It is a good fruit growing country, and large quantities of every variety of fruit, berries, shrubbery, evergreens, etc., have been, and are still being planted. It is an excellent country for raising hogs, cattle, horses, sheep, etc., and many of the farmers and capitalists are turning their attention to raising live stock of all kinds.
All the various varieties of timber produced in the west are found in this county.
There is an abundance of stone and other building material.
“On the Iowa River, in Johnson county, the rocks are well exposed in the neighborhood of Iowa City, where there are numerous quarries, which have been opened to supply the town with lime and building materials. The layers are of very various lithological character In a quarry opened about a mile above the city, on the east side of the river, nearly opposite the mill, there is a thin bedded bluish limestone, which weathers of a dirty yellow. The layers dip about 5° in a direction S. 80° E. This rock is not durable enough to make a good building-stone when it is to be exposed to the weather: it will answer very well for underpinning. Nearer the town, on both sides of the river, the rock along the base of the bluffs is a dark-colored argillaceous limestone, which is crowded with fossils, especially corals, among which the general Favosites, Lithostrotion, Stromatopora are the most frequent.
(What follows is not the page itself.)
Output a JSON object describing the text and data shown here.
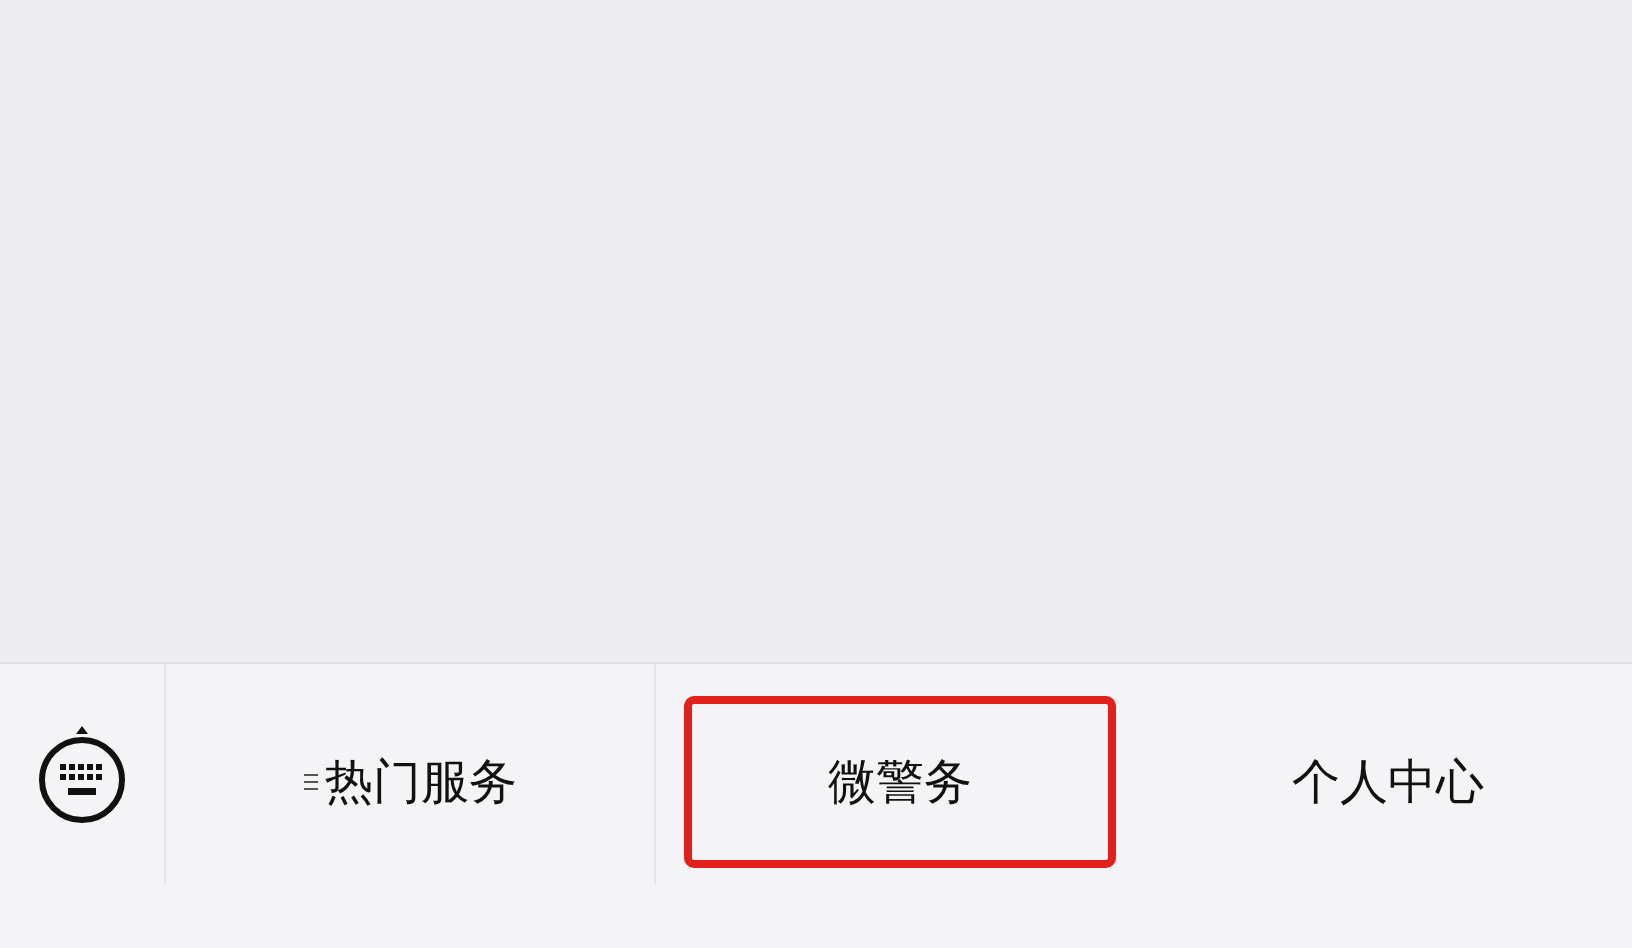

Higher up, the rock becomes more compact and less distinctly stratified: it is almost a pure carbonate of lime, containing hardly more than one per cent. of other substances. It forms a durable building-stone, although not splitting or dressing handsomely. When polished, the large coralline masses which it contains, especially the Lithostrotion, are very beautiful; and pieces have been worked up into small-ornaments, such as paper-weights, and are well known under the name of “Iowa marble.” The same rocks may be observed at various points up the Iowa for a distance of ten or twelve miles from Iowa City.”—Geology of Iowa.
The Mississippi and Missouri Railroad runs through the county from east to west, and the railroad from DuBuque to Keokuk, will pass through it from north to south. (Hair's Iowa State Gazetteer..., 1865)